The second church in Sakhnin, of the Orthodox community, has been under construction for over 20 years, since 1999. It is located near Doha Stadium, where the city’s local soccer team plays, with an investment of millions. Its gilded domes are visible at a distance, and the spectacular murals on its ceilings have been commissioned by a Cypriot donor.

Murals on the Church of the Virgin Mary of the Greek Orthodox Church in Sakhnin. (Photo: Gilad Shrem)

The church is not yet open to worshipers, but the large hall and activity rooms at the bottom are bustling with life at this time of year. Last Friday, dozens of children in Santa costumes ran there, in an activity led by the counselors in the Scouts youth movement.

Activities for children ahead of Christmas at the Church of the Virgin Mary in Sakhnin. (Photo: Gilad Shrem)

Every Sunday, Yemin holds Mass for members of his congregation at Saint’s Joseph Church. 

“Mass begins at 10 a.m., and I arrive before to arrange the benches. Each week, a different family brings offerings to sanctify their dead, and I recount their names in the middle of Mass,” he says.  

The choir, which consists of 15 men and women, sings throughout most of the prayer service on Sundays and the rest of the congregation joins in too.

Father A’araf Yemin in Saint Joseph’s Church in Sakhnin. “Every week a different family brings offerings to sanctify their dead.” (Photo: Gilad Shrem)

“Most of the congregation come to Mass, entire families, praying, moving one by one to consume the holy wine and bread, the flesh and blood of the Messiah.
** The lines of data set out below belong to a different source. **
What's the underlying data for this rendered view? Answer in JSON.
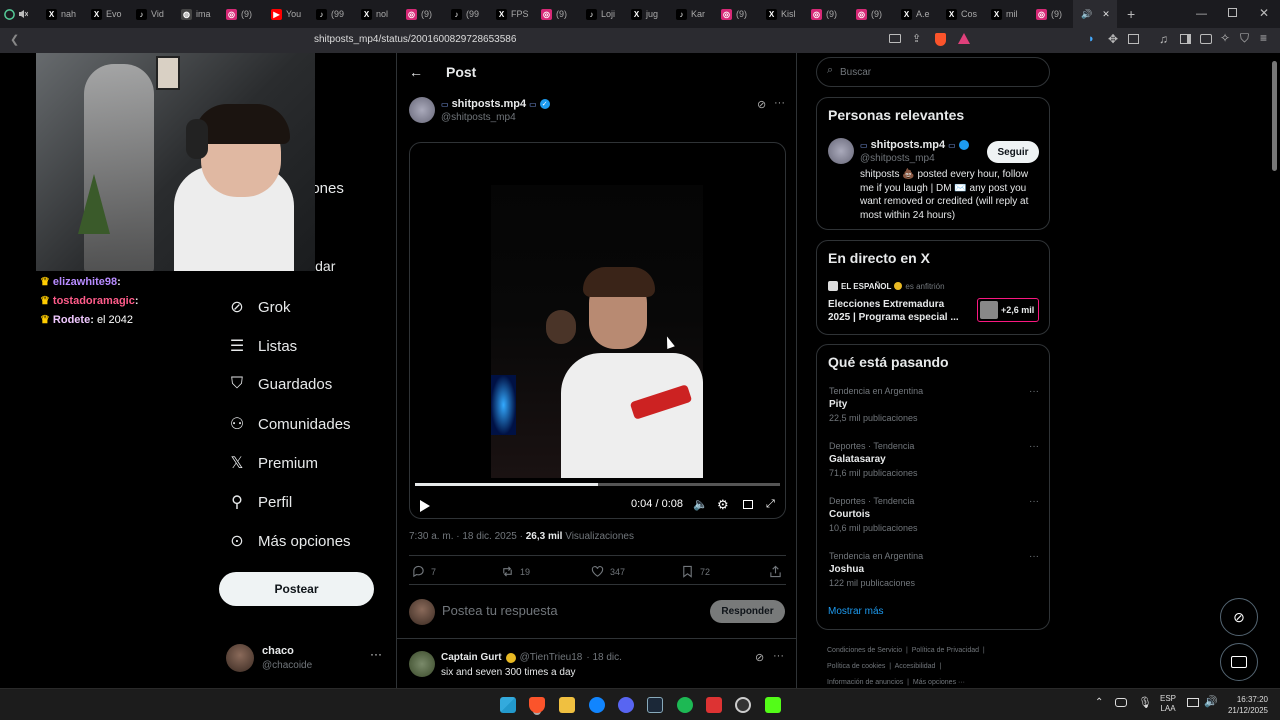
{
  "tabs": [
    {
      "label": "nah",
      "icon": "x-icon",
      "color": "#000000"
    },
    {
      "label": "Evo",
      "icon": "x-icon",
      "color": "#000000"
    },
    {
      "label": "Vid",
      "icon": "tiktok-icon",
      "color": "#000000"
    },
    {
      "label": "ima",
      "icon": "globe-icon",
      "color": "#444444"
    },
    {
      "label": "(9)",
      "icon": "instagram-icon",
      "color": "#d62976"
    },
    {
      "label": "You",
      "icon": "youtube-icon",
      "color": "#ff0000"
    },
    {
      "label": "(99",
      "icon": "tiktok-icon",
      "color": "#000000"
    },
    {
      "label": "nol",
      "icon": "x-icon",
      "color": "#000000"
    },
    {
      "label": "(9)",
      "icon": "instagram-icon",
      "color": "#d62976"
    },
    {
      "label": "(99",
      "icon": "tiktok-icon",
      "color": "#000000"
    },
    {
      "label": "FPS",
      "icon": "x-icon",
      "color": "#000000"
    },
    {
      "label": "(9)",
      "icon": "instagram-icon",
      "color": "#d62976"
    },
    {
      "label": "Loji",
      "icon": "tiktok-icon",
      "color": "#000000"
    },
    {
      "label": "jug",
      "icon": "x-icon",
      "color": "#000000"
    },
    {
      "label": "Kar",
      "icon": "tiktok-icon",
      "color": "#000000"
    },
    {
      "label": "(9)",
      "icon": "instagram-icon",
      "color": "#d62976"
    },
    {
      "label": "Kisl",
      "icon": "x-icon",
      "color": "#000000"
    },
    {
      "label": "(9)",
      "icon": "instagram-icon",
      "color": "#d62976"
    },
    {
      "label": "(9)",
      "icon": "instagram-icon",
      "color": "#d62976"
    },
    {
      "label": "A.e",
      "icon": "x-icon",
      "color": "#000000"
    },
    {
      "label": "Cos",
      "icon": "x-icon",
      "color": "#000000"
    },
    {
      "label": "mil",
      "icon": "x-icon",
      "color": "#000000"
    },
    {
      "label": "(9)",
      "icon": "instagram-icon",
      "color": "#d62976"
    }
  ],
  "url": "shitposts_mp4/status/2001600829728653586",
  "chat": [
    {
      "user": "elizawhite98",
      "sep": ":",
      "msg": "",
      "color": "#b78bff"
    },
    {
      "user": "tostadoramagic",
      "sep": ":",
      "msg": "",
      "color": "#ff5c8a"
    },
    {
      "user": "Rodete",
      "sep": ":",
      "msg": "el 2042",
      "color": "#f0c8ff"
    }
  ],
  "nav": {
    "partial_top": "iones",
    "partial_cut": "Guardar",
    "items": [
      {
        "label": "Grok",
        "icon": "grok-icon"
      },
      {
        "label": "Listas",
        "icon": "lists-icon"
      },
      {
        "label": "Guardados",
        "icon": "bookmark-icon"
      },
      {
        "label": "Comunidades",
        "icon": "communities-icon"
      },
      {
        "label": "Premium",
        "icon": "x-logo-icon"
      },
      {
        "label": "Perfil",
        "icon": "profile-icon"
      },
      {
        "label": "Más opciones",
        "icon": "more-circle-icon"
      }
    ],
    "post_button": "Postear"
  },
  "current_user": {
    "name": "chaco",
    "handle": "@chacoide"
  },
  "post": {
    "header": "Post",
    "author_name": "shitposts.mp4",
    "author_handle": "@shitposts_mp4",
    "video_time": "0:04 / 0:08",
    "video_progress": 0.5,
    "timestamp": "7:30 a. m. · 18 dic. 2025 ·",
    "views_count": "26,3 mil",
    "views_label": "Visualizaciones",
    "replies": "7",
    "reposts": "19",
    "likes": "347",
    "bookmarks": "72",
    "reply_placeholder": "Postea tu respuesta",
    "reply_button": "Responder"
  },
  "reply": {
    "name": "Captain Gurt",
    "handle": "@TienTrieu18",
    "date": "· 18 dic.",
    "text": "six and seven 300 times a day"
  },
  "search_placeholder": "Buscar",
  "relevant": {
    "title": "Personas relevantes",
    "name": "shitposts.mp4",
    "handle": "@shitposts_mp4",
    "follow": "Seguir",
    "bio": "shitposts 💩 posted every hour, follow me if you laugh | DM ✉️ any post you want removed or credited (will reply at most within 24 hours)"
  },
  "live": {
    "title": "En directo en X",
    "host": "EL ESPAÑOL",
    "host_role": "es anfitrión",
    "event": "Elecciones Extremadura 2025 | Programa especial ...",
    "listeners": "+2,6 mil"
  },
  "trends": {
    "title": "Qué está pasando",
    "items": [
      {
        "meta": "Tendencia en Argentina",
        "name": "Pity",
        "count": "22,5 mil publicaciones"
      },
      {
        "meta": "Deportes · Tendencia",
        "name": "Galatasaray",
        "count": "71,6 mil publicaciones"
      },
      {
        "meta": "Deportes · Tendencia",
        "name": "Courtois",
        "count": "10,6 mil publicaciones"
      },
      {
        "meta": "Tendencia en Argentina",
        "name": "Joshua",
        "count": "122 mil publicaciones"
      }
    ],
    "more": "Mostrar más"
  },
  "footer": {
    "line1": [
      "Condiciones de Servicio",
      "Política de Privacidad"
    ],
    "line2": [
      "Política de cookies",
      "Accesibilidad"
    ],
    "line3": [
      "Información de anuncios",
      "Más opciones ···"
    ]
  },
  "system": {
    "lang1": "ESP",
    "lang2": "LAA",
    "time": "16:37:20",
    "date": "21/12/2025"
  },
  "colors": {
    "accent": "#1d9bf0",
    "link": "#1d9bf0",
    "border": "#2f3336",
    "muted": "#71767b"
  }
}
We conduct festivities and other special occasions downstairs,” describes Yemin.

Yemin continues, saying that at the beginning of the COVID-19 pandemic, the congregation began streaming Mass on the church’s Facebook page, with this practice continuing to this day.

Compared to other holy cites, Yemin and members of his congregation decided not to turn their church into a cemetery. In the church there is no commemoration of the dead in special paintings, signs or other religious objects.

Saint Joseph’s Church in Sakhnin. There are no religious paintings or other lavish religious objects in the church. (Photo: Gilad Shrem)

“His name is Jesus, it’s important to us”

On Sundays people come to Mass dressed in white, but on Christmas they arrive wearing red. During Mass, they read the New Testament chapter describing the birth of the Messiah, and pay their respects to one another by exchanging gifts. They have a tradition where at the end of the Mass, they hold a bingo game and the Scouts hand out prizes for the winners.

Just before the holiday, Yemin has a request for Israeli Jews.

“Do not say Jesus’ name in vain, it is a profanity,” he says, almost apologizing when asked why he constantly uses the term ‘Messiah’ and not the actual name. “His name is Jesus, it’s important to us.”